* [About this task]:
Without the pictures, output the records below word for word.

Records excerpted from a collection
# # # # # # #

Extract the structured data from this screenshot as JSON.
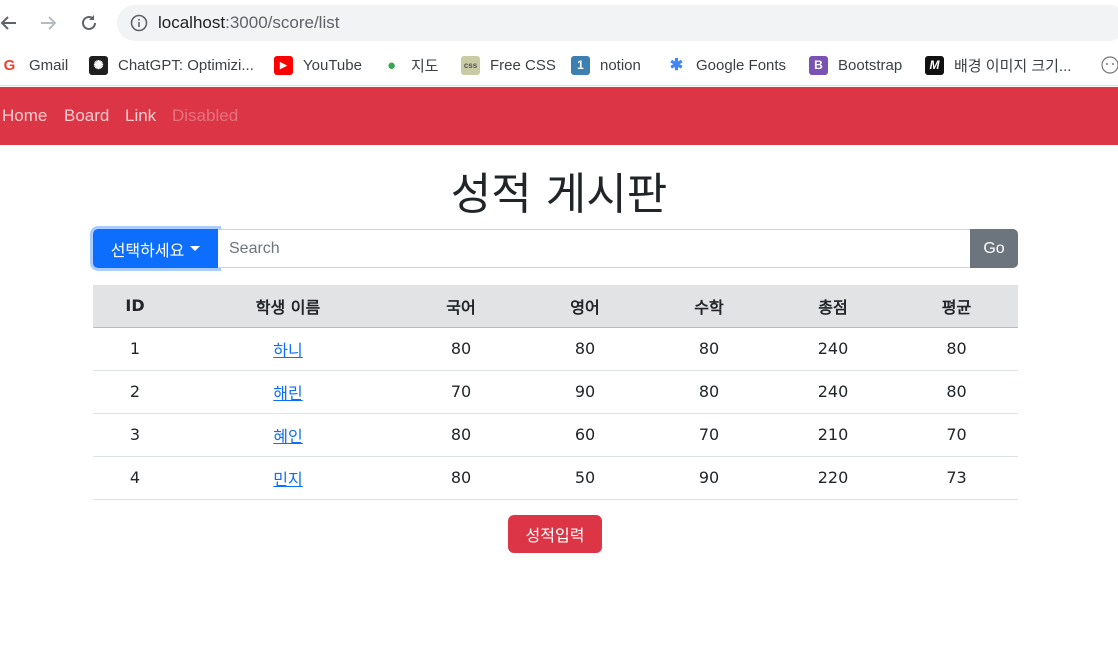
{
  "browser": {
    "url_host": "localhost",
    "url_path": ":3000/score/list"
  },
  "bookmarks": [
    {
      "label": "Gmail",
      "icon": "gmail-icon",
      "glyph": "G",
      "color": "#ea4335"
    },
    {
      "label": "ChatGPT: Optimizi...",
      "icon": "chatgpt-icon",
      "glyph": "✺",
      "color": "#1f1f1f"
    },
    {
      "label": "YouTube",
      "icon": "youtube-icon",
      "glyph": "▶",
      "color": "#ff0000"
    },
    {
      "label": "지도",
      "icon": "maps-pin-icon",
      "glyph": "●",
      "color": "#34a853"
    },
    {
      "label": "Free CSS",
      "icon": "freecss-icon",
      "glyph": "css",
      "color": "#b5b88e"
    },
    {
      "label": "notion",
      "icon": "notion-icon",
      "glyph": "1",
      "color": "#3c7fb1"
    },
    {
      "label": "Google Fonts",
      "icon": "google-fonts-icon",
      "glyph": "✱",
      "color": "#4285f4"
    },
    {
      "label": "Bootstrap",
      "icon": "bootstrap-icon",
      "glyph": "B",
      "color": "#7952b3"
    },
    {
      "label": "배경 이미지 크기...",
      "icon": "medium-icon",
      "glyph": "M",
      "color": "#111111"
    }
  ],
  "navbar": {
    "links": [
      {
        "label": "Home"
      },
      {
        "label": "Board"
      },
      {
        "label": "Link"
      },
      {
        "label": "Disabled"
      }
    ]
  },
  "page": {
    "title": "성적 게시판"
  },
  "search": {
    "dropdown_label": "선택하세요",
    "placeholder": "Search",
    "value": "",
    "go_label": "Go"
  },
  "table": {
    "headers": [
      "ID",
      "학생 이름",
      "국어",
      "영어",
      "수학",
      "총점",
      "평균"
    ],
    "rows": [
      {
        "id": "1",
        "name": "하니",
        "korean": "80",
        "english": "80",
        "math": "80",
        "total": "240",
        "avg": "80"
      },
      {
        "id": "2",
        "name": "해린",
        "korean": "70",
        "english": "90",
        "math": "80",
        "total": "240",
        "avg": "80"
      },
      {
        "id": "3",
        "name": "혜인",
        "korean": "80",
        "english": "60",
        "math": "70",
        "total": "210",
        "avg": "70"
      },
      {
        "id": "4",
        "name": "민지",
        "korean": "80",
        "english": "50",
        "math": "90",
        "total": "220",
        "avg": "73"
      }
    ]
  },
  "actions": {
    "submit_label": "성적입력"
  },
  "colors": {
    "navbar": "#dc3545",
    "primary": "#0d6efd",
    "secondary": "#6c757d",
    "table_head": "#e2e3e5"
  }
}
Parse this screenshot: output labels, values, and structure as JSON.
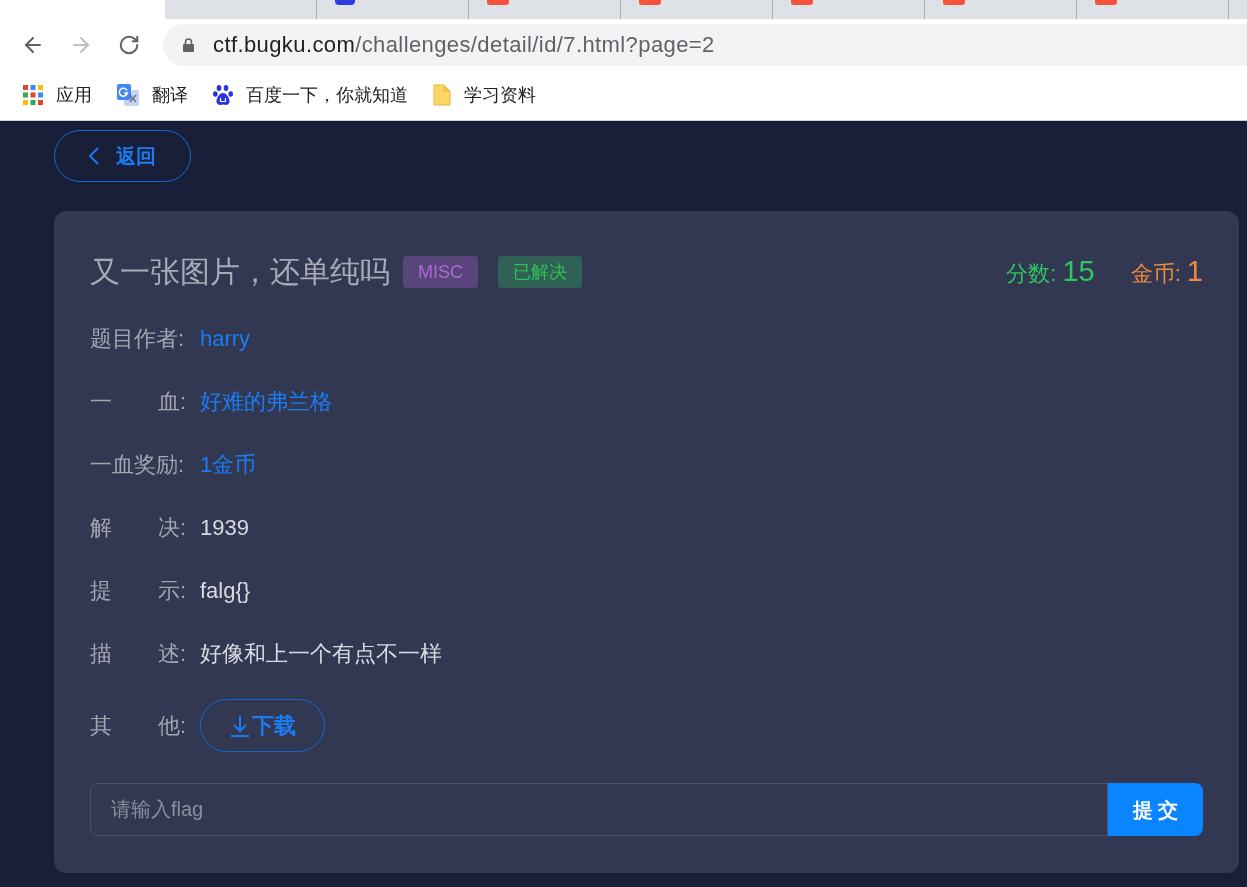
{
  "browser": {
    "tabs": [
      {
        "kind": "plain",
        "selected": true
      },
      {
        "kind": "plain",
        "selected": false
      },
      {
        "kind": "paw",
        "selected": false
      },
      {
        "kind": "tile",
        "selected": false
      },
      {
        "kind": "tile",
        "selected": false
      },
      {
        "kind": "tile",
        "selected": false
      },
      {
        "kind": "tile",
        "selected": false
      },
      {
        "kind": "tile",
        "selected": false
      }
    ],
    "nav_buttons": [
      {
        "kind": "back",
        "disabled": false
      },
      {
        "kind": "forward",
        "disabled": true
      },
      {
        "kind": "reload",
        "disabled": false
      }
    ],
    "url": {
      "host": "ctf.bugku.com",
      "path": "/challenges/detail/id/7.html?page=2"
    },
    "bookmarks": [
      {
        "kind": "apps",
        "label": "应用"
      },
      {
        "kind": "translate",
        "label": "翻译"
      },
      {
        "kind": "paw",
        "label": "百度一下，你就知道"
      },
      {
        "kind": "folder",
        "label": "学习资料"
      }
    ]
  },
  "back_button": {
    "label": "返回"
  },
  "challenge": {
    "title": "又一张图片，还单纯吗",
    "tags": [
      {
        "label": "MISC",
        "color": "#b066d8"
      },
      {
        "label": "已解决",
        "color": "#2fc05a"
      }
    ],
    "stats": [
      {
        "label": "分数:",
        "value": "15",
        "color": "#2ec45f"
      },
      {
        "label": "金币:",
        "value": "1",
        "color": "#f0883e"
      }
    ],
    "fields": [
      {
        "kind": "link",
        "label": "题目作者:",
        "value": "harry"
      },
      {
        "kind": "link",
        "label": "一 血:",
        "value": "好难的弗兰格"
      },
      {
        "kind": "link",
        "label": "一血奖励:",
        "value": "1金币"
      },
      {
        "kind": "text",
        "label": "解 决:",
        "value": "1939"
      },
      {
        "kind": "text",
        "label": "提 示:",
        "value": "falg{}"
      },
      {
        "kind": "text",
        "label": "描 述:",
        "value": "好像和上一个有点不一样"
      },
      {
        "kind": "download",
        "label": "其 他:",
        "value": "下载"
      }
    ],
    "flag_input": {
      "placeholder": "请输入flag"
    },
    "submit_button": {
      "label": "提 交"
    }
  }
}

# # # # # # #

* [Response area]:
Extract the structured data from this screenshot as JSON.
{
  "browser": {
    "url_host": "localhost",
    "url_path": ":3000/score/list"
  },
  "bookmarks": [
    {
      "label": "Gmail",
      "icon": "gmail-icon",
      "glyph": "G",
      "color": "#ea4335"
    },
    {
      "label": "ChatGPT: Optimizi...",
      "icon": "chatgpt-icon",
      "glyph": "✺",
      "color": "#1f1f1f"
    },
    {
      "label": "YouTube",
      "icon": "youtube-icon",
      "glyph": "▶",
      "color": "#ff0000"
    },
    {
      "label": "지도",
      "icon": "maps-pin-icon",
      "glyph": "●",
      "color": "#34a853"
    },
    {
      "label": "Free CSS",
      "icon": "freecss-icon",
      "glyph": "css",
      "color": "#b5b88e"
    },
    {
      "label": "notion",
      "icon": "notion-icon",
      "glyph": "1",
      "color": "#3c7fb1"
    },
    {
      "label": "Google Fonts",
      "icon": "google-fonts-icon",
      "glyph": "✱",
      "color": "#4285f4"
    },
    {
      "label": "Bootstrap",
      "icon": "bootstrap-icon",
      "glyph": "B",
      "color": "#7952b3"
    },
    {
      "label": "배경 이미지 크기...",
      "icon": "medium-icon",
      "glyph": "M",
      "color": "#111111"
    }
  ],
  "navbar": {
    "links": [
      {
        "label": "Home"
      },
      {
        "label": "Board"
      },
      {
        "label": "Link"
      },
      {
        "label": "Disabled"
      }
    ]
  },
  "page": {
    "title": "성적 게시판"
  },
  "search": {
    "dropdown_label": "선택하세요",
    "placeholder": "Search",
    "value": "",
    "go_label": "Go"
  },
  "table": {
    "headers": [
      "ID",
      "학생 이름",
      "국어",
      "영어",
      "수학",
      "총점",
      "평균"
    ],
    "rows": [
      {
        "id": "1",
        "name": "하니",
        "korean": "80",
        "english": "80",
        "math": "80",
        "total": "240",
        "avg": "80"
      },
      {
        "id": "2",
        "name": "해린",
        "korean": "70",
        "english": "90",
        "math": "80",
        "total": "240",
        "avg": "80"
      },
      {
        "id": "3",
        "name": "혜인",
        "korean": "80",
        "english": "60",
        "math": "70",
        "total": "210",
        "avg": "70"
      },
      {
        "id": "4",
        "name": "민지",
        "korean": "80",
        "english": "50",
        "math": "90",
        "total": "220",
        "avg": "73"
      }
    ]
  },
  "actions": {
    "submit_label": "성적입력"
  },
  "colors": {
    "navbar": "#dc3545",
    "primary": "#0d6efd",
    "secondary": "#6c757d",
    "table_head": "#e2e3e5"
  }
}
Parse this screenshot: output labels, values, and structure as JSON.
{
  "browser": {
    "tabs": [
      {
        "kind": "plain",
        "selected": true
      },
      {
        "kind": "plain",
        "selected": false
      },
      {
        "kind": "paw",
        "selected": false
      },
      {
        "kind": "tile",
        "selected": false
      },
      {
        "kind": "tile",
        "selected": false
      },
      {
        "kind": "tile",
        "selected": false
      },
      {
        "kind": "tile",
        "selected": false
      },
      {
        "kind": "tile",
        "selected": false
      }
    ],
    "nav_buttons": [
      {
        "kind": "back",
        "disabled": false
      },
      {
        "kind": "forward",
        "disabled": true
      },
      {
        "kind": "reload",
        "disabled": false
      }
    ],
    "url": {
      "host": "ctf.bugku.com",
      "path": "/challenges/detail/id/7.html?page=2"
    },
    "bookmarks": [
      {
        "kind": "apps",
        "label": "应用"
      },
      {
        "kind": "translate",
        "label": "翻译"
      },
      {
        "kind": "paw",
        "label": "百度一下，你就知道"
      },
      {
        "kind": "folder",
        "label": "学习资料"
      }
    ]
  },
  "back_button": {
    "label": "返回"
  },
  "challenge": {
    "title": "又一张图片，还单纯吗",
    "tags": [
      {
        "label": "MISC",
        "color": "#b066d8"
      },
      {
        "label": "已解决",
        "color": "#2fc05a"
      }
    ],
    "stats": [
      {
        "label": "分数:",
        "value": "15",
        "color": "#2ec45f"
      },
      {
        "label": "金币:",
        "value": "1",
        "color": "#f0883e"
      }
    ],
    "fields": [
      {
        "kind": "link",
        "label": "题目作者:",
        "value": "harry"
      },
      {
        "kind": "link",
        "label": "一 血:",
        "value": "好难的弗兰格"
      },
      {
        "kind": "link",
        "label": "一血奖励:",
        "value": "1金币"
      },
      {
        "kind": "text",
        "label": "解 决:",
        "value": "1939"
      },
      {
        "kind": "text",
        "label": "提 示:",
        "value": "falg{}"
      },
      {
        "kind": "text",
        "label": "描 述:",
        "value": "好像和上一个有点不一样"
      },
      {
        "kind": "download",
        "label": "其 他:",
        "value": "下载"
      }
    ],
    "flag_input": {
      "placeholder": "请输入flag"
    },
    "submit_button": {
      "label": "提 交"
    }
  }
}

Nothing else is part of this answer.